WRITING about my favourite plant is not easy, because there are so many.
There are first of all the huge range of grevilleas and callistemons. Their beautiful flowers are a food source for many birds including parrots. I would say grevilleas and callistemons should be in every garden - unless you don't like the sound of parrots early in the morning!
The other one which comes up as a favourite is the red flowering gum, Corymbia ficifolia, with the most beautiful red or pink/red flowers.
However, grass trees or black boys, Xanthorrhoea is the botanical name, are probably my top favourite of the Australian natives plants. They are so unusual, so architectural and every plant is so different.
They grow 0.9mm a year, so a grass tree one metre tall is about 100 years old. Can you imagine?
If you have one or two matured grass trees in your garden, you don't have to worry about a feature plant any more.
Grass trees don't need a lot of attention. I normally trim the old leaves to give them a well-maintained look and keep debris out of leaves to prevent fungal attacks. You should also check for scales. If you find some, spray white oil.

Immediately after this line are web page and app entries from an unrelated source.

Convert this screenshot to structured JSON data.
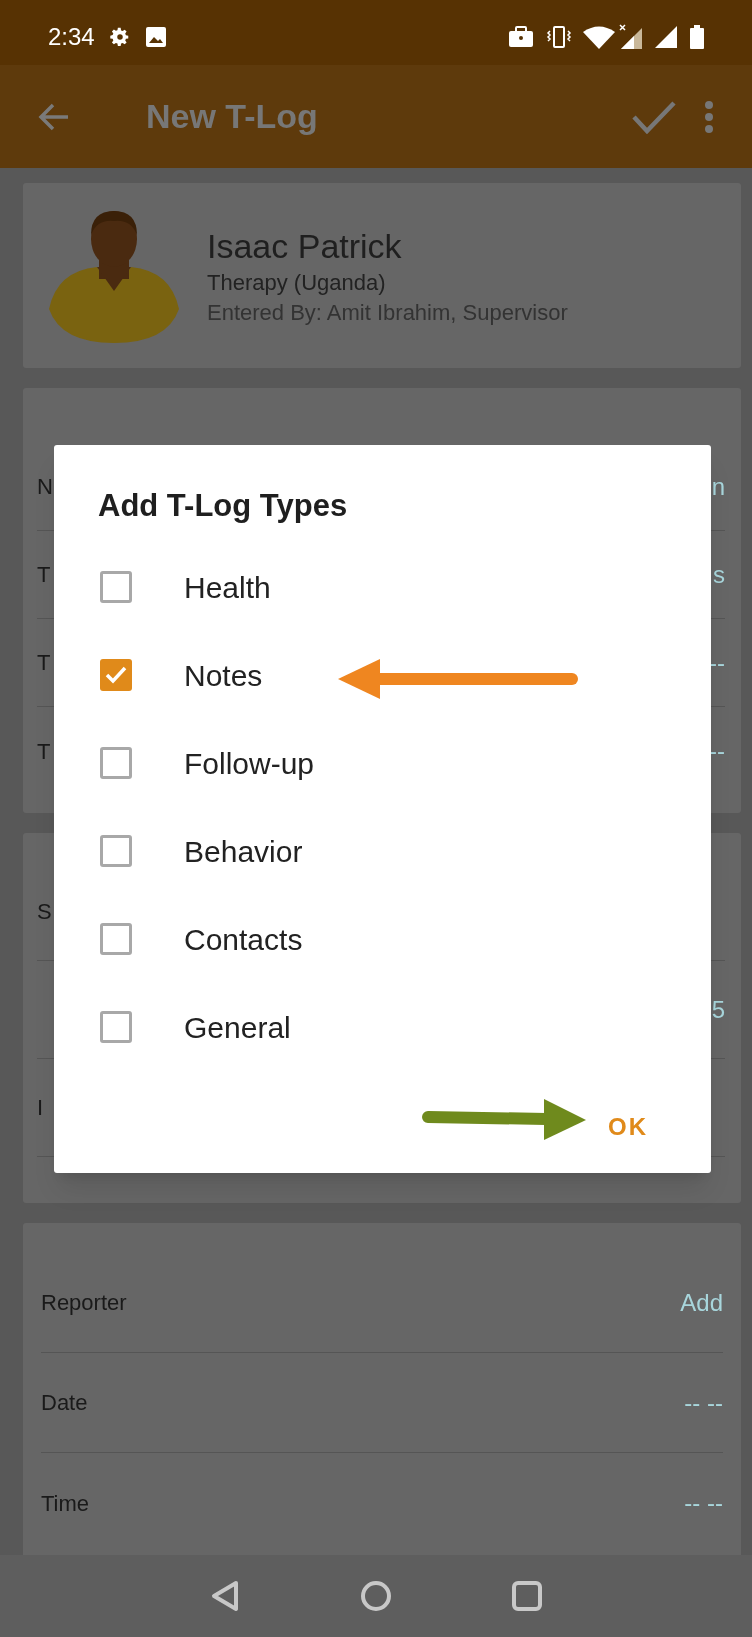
{
  "status_bar": {
    "time": "2:34"
  },
  "app_bar": {
    "title": "New T-Log"
  },
  "profile": {
    "name": "Isaac Patrick",
    "program": "Therapy (Uganda)",
    "entered_by": "Entered By: Amit Ibrahim, Supervisor"
  },
  "details_rows": [
    {
      "label": "N",
      "value": "n"
    },
    {
      "label": "T",
      "value": "s"
    },
    {
      "label": "T",
      "value": "--"
    },
    {
      "label": "T",
      "value": "--"
    }
  ],
  "notes_rows": [
    {
      "label": "S"
    },
    {
      "value": "5"
    },
    {
      "label": "I"
    }
  ],
  "reporter_rows": [
    {
      "label": "Reporter",
      "value": "Add"
    },
    {
      "label": "Date",
      "value": "-- --"
    },
    {
      "label": "Time",
      "value": "-- --"
    }
  ],
  "dialog": {
    "title": "Add T-Log Types",
    "options": [
      {
        "label": "Health",
        "checked": false
      },
      {
        "label": "Notes",
        "checked": true
      },
      {
        "label": "Follow-up",
        "checked": false
      },
      {
        "label": "Behavior",
        "checked": false
      },
      {
        "label": "Contacts",
        "checked": false
      },
      {
        "label": "General",
        "checked": false
      }
    ],
    "ok_button": "OK"
  }
}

The most important thing when planting is proper drainage. If you have heavy clay soil in your garden, you need to create some sort of drainage.

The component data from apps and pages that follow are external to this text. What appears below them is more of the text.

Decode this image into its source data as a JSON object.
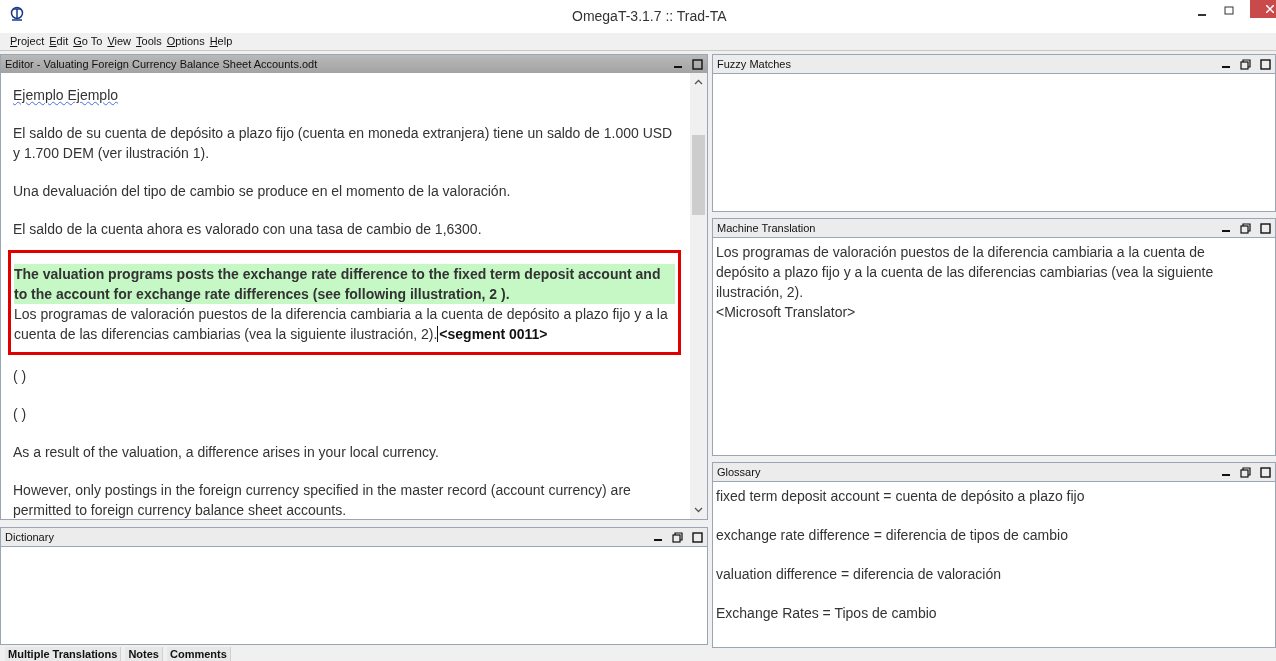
{
  "window": {
    "title": "OmegaT-3.1.7 :: Trad-TA"
  },
  "menu": [
    "Project",
    "Edit",
    "Go To",
    "View",
    "Tools",
    "Options",
    "Help"
  ],
  "editor": {
    "title": "Editor - Valuating Foreign Currency Balance Sheet Accounts.odt",
    "segments": [
      {
        "kind": "text",
        "text": "Ejemplo Ejemplo",
        "misspelled": true
      },
      {
        "kind": "text",
        "text": "El saldo de su cuenta de depósito a plazo fijo (cuenta en moneda extranjera) tiene un saldo de 1.000 USD y 1.700 DEM (ver ilustración 1).",
        "misspelled": false
      },
      {
        "kind": "text",
        "text": "Una devaluación del tipo de cambio se produce en el momento de la valoración.",
        "misspelled": false
      },
      {
        "kind": "text",
        "text": "El saldo de la cuenta ahora es valorado con una tasa de cambio de 1,6300.",
        "misspelled": false
      },
      {
        "kind": "active",
        "source": "The valuation programs posts the exchange rate difference to the fixed term deposit account and to the account for exchange rate differences (see following illustration, 2 ).",
        "target": "Los programas de valoración puestos de la diferencia cambiaria a la cuenta de depósito a plazo fijo y a la cuenta de las diferencias cambiarias (vea la siguiente ilustración, 2).",
        "marker": "<segment 0011>"
      },
      {
        "kind": "text",
        "text": "( )",
        "misspelled": false
      },
      {
        "kind": "text",
        "text": "( )",
        "misspelled": false
      },
      {
        "kind": "text",
        "text": "As a result of the valuation, a difference arises in your local currency.",
        "misspelled": false
      },
      {
        "kind": "text",
        "text": "However, only postings in the foreign currency specified in the master record (account currency) are permitted to foreign currency balance sheet accounts.",
        "misspelled": false
      }
    ]
  },
  "dictionary": {
    "title": "Dictionary"
  },
  "fuzzy_matches": {
    "title": "Fuzzy Matches"
  },
  "machine_translation": {
    "title": "Machine Translation",
    "lines": [
      "Los programas de valoración puestos de la diferencia cambiaria a la cuenta de depósito a plazo fijo y a la cuenta de las diferencias cambiarias (vea la siguiente ilustración, 2).",
      "<Microsoft Translator>"
    ]
  },
  "glossary": {
    "title": "Glossary",
    "entries": [
      "fixed term deposit account = cuenta de depósito a plazo fijo",
      "exchange rate difference = diferencia de tipos de cambio",
      "valuation difference = diferencia de valoración",
      "Exchange Rates = Tipos de cambio"
    ]
  },
  "bottom_tabs": [
    "Multiple Translations",
    "Notes",
    "Comments"
  ]
}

It is also very important not to disturb the roots. You have to be very gentle to the tree. You don't pull the plant or roll the pot to get it loose. You rather cut the base of the pot and place the tree in the planting hole, which of course should be larger than the pot. Then you cut the side and lift the pot out without disturbing the roots.
After, fill the hole with a well draining soil mix, add some slow release fertiliser for native plants and hose it in.
If the tree is tall and unstable you are better to stake it until the roots are established.
You should water it for the first year, a deep watering lets say every fortnight or even weekly in the hot season. In the first year you should also fertilise monthly with a seaweed fertiliser to promote root growth.
During flowering you can also add some slow release fertiliser for natives.
As soon as the tree starts to flower, look out for any grub that bores into the flower spike and into the heart of the tree. If you see that a grub has bored in, remove the spike by cutting it towards the bottom of the spike. Treat with pyrethrum.
While flowering the tree won't produce new leaves for months or even longer. In that case, you just have to be patient.